Distance athletes must be meticulous about balancing energy requirements and extreme physical demands. This challenge is infinitely more difficult for athletes with diabetes.

Technology has made a huge difference in preparing diabetic distance athletes for their quest. The insulin pump is a computerized apparatus that provides a constant infusion of insulin. It is programmed according the expected level of activity.

Dr. Leslie Domalik, Medical Director of The William W. Backus Hospital Diabetes, Endocrinology and Metabolism Center, recalls her experiences at Duke University. She enjoyed the challenge of managing athletes with diabetes.

“In the past, patients would have to regulate their activities based on a fixed insulin dose. We can now alter the insulin based on the patient’s activity level,” she said.

In the case of Freeman, he anticipated a slower pace in the cross-country event and programmed the insulin pump to release more insulin. Unfortunately, the pace was faster and there wasn’t sufficient time to re-program the pump, resulting in a drop in blood sugar and loss of consciousness.
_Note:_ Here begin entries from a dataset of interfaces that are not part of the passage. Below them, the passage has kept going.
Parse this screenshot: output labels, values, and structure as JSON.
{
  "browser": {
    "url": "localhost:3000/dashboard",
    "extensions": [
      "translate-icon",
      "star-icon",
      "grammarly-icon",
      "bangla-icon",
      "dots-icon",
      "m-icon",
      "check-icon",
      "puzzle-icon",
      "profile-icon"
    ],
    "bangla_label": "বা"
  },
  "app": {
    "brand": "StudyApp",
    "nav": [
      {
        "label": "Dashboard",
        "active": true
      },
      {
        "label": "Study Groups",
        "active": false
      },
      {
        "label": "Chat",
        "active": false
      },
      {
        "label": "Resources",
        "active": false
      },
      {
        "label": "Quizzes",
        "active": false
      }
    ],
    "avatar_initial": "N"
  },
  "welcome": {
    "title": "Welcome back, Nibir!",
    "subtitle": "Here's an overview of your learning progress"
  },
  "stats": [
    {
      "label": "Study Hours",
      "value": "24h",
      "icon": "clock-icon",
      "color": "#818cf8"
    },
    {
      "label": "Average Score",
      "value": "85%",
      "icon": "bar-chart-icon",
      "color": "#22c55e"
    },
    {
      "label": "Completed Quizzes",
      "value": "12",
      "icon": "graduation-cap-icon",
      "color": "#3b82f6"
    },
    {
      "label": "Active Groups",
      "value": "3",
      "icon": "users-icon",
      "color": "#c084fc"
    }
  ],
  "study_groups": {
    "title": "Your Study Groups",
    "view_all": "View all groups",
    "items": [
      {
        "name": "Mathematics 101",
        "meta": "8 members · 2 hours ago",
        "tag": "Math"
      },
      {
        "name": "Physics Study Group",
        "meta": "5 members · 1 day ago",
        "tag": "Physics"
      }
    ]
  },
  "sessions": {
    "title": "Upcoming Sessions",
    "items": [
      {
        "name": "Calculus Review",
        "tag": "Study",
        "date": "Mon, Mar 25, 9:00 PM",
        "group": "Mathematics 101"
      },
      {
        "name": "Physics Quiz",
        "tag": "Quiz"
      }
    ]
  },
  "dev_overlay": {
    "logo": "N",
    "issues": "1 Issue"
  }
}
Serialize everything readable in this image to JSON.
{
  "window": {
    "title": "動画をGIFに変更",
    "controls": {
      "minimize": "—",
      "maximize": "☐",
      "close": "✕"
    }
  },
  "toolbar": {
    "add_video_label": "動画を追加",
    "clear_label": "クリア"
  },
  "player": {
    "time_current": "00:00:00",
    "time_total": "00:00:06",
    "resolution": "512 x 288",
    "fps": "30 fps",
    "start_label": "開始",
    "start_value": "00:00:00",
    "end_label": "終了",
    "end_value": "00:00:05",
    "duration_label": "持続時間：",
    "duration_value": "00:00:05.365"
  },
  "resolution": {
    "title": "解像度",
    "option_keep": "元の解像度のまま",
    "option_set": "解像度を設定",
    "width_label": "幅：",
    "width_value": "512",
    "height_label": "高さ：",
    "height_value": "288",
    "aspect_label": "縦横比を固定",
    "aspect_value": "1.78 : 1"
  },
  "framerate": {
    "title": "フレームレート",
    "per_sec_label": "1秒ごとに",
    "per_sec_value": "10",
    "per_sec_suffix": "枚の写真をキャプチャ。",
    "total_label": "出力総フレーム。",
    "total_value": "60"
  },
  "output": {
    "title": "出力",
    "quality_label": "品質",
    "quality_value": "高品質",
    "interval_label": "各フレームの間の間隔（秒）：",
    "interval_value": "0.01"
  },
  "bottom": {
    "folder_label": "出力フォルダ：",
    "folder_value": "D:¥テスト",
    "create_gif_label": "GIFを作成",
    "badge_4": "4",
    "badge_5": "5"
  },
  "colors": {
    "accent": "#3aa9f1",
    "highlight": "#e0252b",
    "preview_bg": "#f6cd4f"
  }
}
A nearby German coach was able to give him some sugar and he eventually completed the race.

Although he didn’t do as well as he would have liked, Kris Freeman’s efforts in long distance sports have successfully broken a previous barrier, and isn’t that what the Olympics are really about?